Share this post


Link to post
Share on other sites
9 hours ago, steamraiser2 said:

From your engines hours it has done the road equivalent of over 200000 miles. If it were a hard working truck engine that would be nothing to worry about. In a narrowboat it will have spent most of its life poodling about which is not a good thing. 

To determine if yours is in need of a birthday there are a few easy checks that can indicate a problem. Such as the oil pressure dropping of rapidly as you switch it off when warm. If it's slow to come back up when restarted you may well have bottom end wear, or pump etc. Oily exhaust is usually rings, grey smoke low compression. The list goes on. 

Some interesting things to check there. 👍  Any more?

Share this post


Link to post
Share on other sites
On 17/02/2020 at 19:53, steamraiser2 said:

From your engines hours it has done the road equivalent of over 200000 miles. If it were a hard working truck engine that would be nothing to worry about. In a narrowboat it will have spent most of its life poodling about which is not a good thing. You don't say if there is a particular issue with it but in our experience Gardners are often dirty because they are incorrectly set up, always ignore factory timing marks, set them up with clock gauges, They often have wrongly set injector pumps and have some idiosyncrasies around the injectors. 

To determine if yours is in need of a birthday there are a few easy checks that can indicate a problem. Such as the oil pressure dropping of rapidly as you switch it off when warm. If it's slow to come back up when restarted you may well have bottom end wear, or pump etc. Oily exhaust is usually rings, grey smoke low compression. The list goes on. The point is if you don't know don't touch. Don't rush for your spanners or your cheque book. A Gardner done properly and serviced correctly should be something your grandchildren  may have to  give tlc to. We have done quite a few that have gone for sixty years without any real issues

Thanks, I've put a deposit down and Mr Mills is surveying the engine next week. Hopefully no more than a top end rebuild. Bottom end should be fine as one of the last 2LW's built by Gardner in the 90's so would have the later thin wall tri-metal crankshaft bearings - apparently!

 

Engine no is 251877

Dated 30/09/1996

Edited by Markinaboat
addition of engine number

Share this post


Link to post
Share on other sites

Create an account or sign in to comment

You need to be a member in order to leave a comment

Create an account

Sign up for a new account in our community.

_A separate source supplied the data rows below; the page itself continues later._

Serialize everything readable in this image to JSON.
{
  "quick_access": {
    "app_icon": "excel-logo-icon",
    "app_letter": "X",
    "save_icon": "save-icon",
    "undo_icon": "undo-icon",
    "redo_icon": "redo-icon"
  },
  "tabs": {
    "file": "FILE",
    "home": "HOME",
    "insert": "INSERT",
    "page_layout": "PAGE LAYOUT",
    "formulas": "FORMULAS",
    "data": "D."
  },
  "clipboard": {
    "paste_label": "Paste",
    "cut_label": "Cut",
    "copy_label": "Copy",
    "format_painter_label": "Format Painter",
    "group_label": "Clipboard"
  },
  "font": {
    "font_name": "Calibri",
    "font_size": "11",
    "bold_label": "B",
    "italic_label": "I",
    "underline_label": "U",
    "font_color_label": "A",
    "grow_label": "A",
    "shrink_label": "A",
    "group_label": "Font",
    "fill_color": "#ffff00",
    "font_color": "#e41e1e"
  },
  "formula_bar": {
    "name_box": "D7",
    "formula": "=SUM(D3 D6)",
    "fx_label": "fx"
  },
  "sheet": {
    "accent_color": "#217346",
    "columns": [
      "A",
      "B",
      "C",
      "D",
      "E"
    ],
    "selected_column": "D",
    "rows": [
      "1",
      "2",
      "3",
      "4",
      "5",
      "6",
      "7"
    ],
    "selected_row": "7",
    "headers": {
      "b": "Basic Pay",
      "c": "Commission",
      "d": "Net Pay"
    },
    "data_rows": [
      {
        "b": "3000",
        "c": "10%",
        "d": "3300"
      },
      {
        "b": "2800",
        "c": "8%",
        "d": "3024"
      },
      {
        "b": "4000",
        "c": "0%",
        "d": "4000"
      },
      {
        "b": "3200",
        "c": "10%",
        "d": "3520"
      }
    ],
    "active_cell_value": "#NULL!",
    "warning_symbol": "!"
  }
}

It's easy!

Register a new account

Sign in

Already have an account? Sign in here.

Sign In Now

  • Recently Browsing   0 members

    No registered users viewing this page.

×
×
  • Create New...

Important Information

We have placed cookies on your device to help make this website better. You can adjust your cookie settings, otherwise we'll assume you're okay to continue.